Your assignment: Search the listing for "stardict" and copy every line where it appears.

Provided entries:
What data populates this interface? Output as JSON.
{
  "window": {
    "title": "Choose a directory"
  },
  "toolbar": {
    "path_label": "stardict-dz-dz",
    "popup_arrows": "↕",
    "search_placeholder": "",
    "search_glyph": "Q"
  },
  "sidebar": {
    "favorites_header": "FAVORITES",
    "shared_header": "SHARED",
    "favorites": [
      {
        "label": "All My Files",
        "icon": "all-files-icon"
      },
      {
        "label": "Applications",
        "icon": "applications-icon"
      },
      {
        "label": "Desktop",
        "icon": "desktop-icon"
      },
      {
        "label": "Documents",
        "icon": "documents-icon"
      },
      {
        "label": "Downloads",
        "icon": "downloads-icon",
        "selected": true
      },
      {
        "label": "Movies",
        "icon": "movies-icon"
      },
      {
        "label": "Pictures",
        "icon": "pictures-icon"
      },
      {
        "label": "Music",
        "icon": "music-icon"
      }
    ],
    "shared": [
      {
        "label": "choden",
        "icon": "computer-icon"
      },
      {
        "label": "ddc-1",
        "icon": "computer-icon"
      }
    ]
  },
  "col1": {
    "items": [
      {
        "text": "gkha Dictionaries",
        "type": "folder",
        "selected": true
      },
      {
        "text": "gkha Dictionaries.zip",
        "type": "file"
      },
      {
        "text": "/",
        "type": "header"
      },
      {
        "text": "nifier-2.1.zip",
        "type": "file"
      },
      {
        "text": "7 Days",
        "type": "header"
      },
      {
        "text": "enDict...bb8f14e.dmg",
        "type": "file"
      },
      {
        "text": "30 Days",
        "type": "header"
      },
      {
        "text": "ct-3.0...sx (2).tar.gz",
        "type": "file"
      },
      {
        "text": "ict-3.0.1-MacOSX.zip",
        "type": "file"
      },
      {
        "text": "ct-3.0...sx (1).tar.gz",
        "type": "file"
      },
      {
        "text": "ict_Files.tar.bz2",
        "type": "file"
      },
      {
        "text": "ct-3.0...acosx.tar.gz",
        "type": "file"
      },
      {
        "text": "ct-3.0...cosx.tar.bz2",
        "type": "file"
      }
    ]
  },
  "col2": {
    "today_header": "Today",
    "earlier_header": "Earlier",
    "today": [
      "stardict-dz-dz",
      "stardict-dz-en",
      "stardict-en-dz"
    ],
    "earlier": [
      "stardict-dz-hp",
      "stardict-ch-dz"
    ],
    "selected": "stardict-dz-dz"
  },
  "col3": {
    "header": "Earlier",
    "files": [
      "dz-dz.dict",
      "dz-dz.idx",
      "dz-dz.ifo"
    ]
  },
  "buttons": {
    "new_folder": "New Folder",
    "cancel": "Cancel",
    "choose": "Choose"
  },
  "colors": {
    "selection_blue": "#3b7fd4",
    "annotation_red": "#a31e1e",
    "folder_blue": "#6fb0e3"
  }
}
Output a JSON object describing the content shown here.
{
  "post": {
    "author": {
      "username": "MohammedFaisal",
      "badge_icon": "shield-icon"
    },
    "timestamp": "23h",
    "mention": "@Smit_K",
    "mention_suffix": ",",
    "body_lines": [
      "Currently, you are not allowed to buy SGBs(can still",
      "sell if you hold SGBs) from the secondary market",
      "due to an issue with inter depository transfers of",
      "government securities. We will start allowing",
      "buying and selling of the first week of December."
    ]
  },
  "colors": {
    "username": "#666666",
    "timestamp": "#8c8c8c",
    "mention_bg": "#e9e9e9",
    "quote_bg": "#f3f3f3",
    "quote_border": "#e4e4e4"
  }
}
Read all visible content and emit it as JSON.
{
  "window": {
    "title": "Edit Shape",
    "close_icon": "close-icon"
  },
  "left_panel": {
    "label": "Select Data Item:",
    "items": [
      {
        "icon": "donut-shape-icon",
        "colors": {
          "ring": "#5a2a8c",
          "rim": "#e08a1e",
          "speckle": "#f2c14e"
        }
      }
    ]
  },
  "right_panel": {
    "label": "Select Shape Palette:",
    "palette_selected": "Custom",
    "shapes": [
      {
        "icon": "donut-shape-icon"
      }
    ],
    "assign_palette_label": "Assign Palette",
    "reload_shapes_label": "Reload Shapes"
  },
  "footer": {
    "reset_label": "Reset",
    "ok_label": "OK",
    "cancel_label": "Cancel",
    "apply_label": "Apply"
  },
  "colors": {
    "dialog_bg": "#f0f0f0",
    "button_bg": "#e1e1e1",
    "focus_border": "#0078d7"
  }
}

Exercise solution:
    "path_label": "stardict-dz-dz",
      "stardict-dz-dz",
      "stardict-dz-en",
      "stardict-en-dz"
      "stardict-dz-hp",
      "stardict-ch-dz"
    "selected": "stardict-dz-dz"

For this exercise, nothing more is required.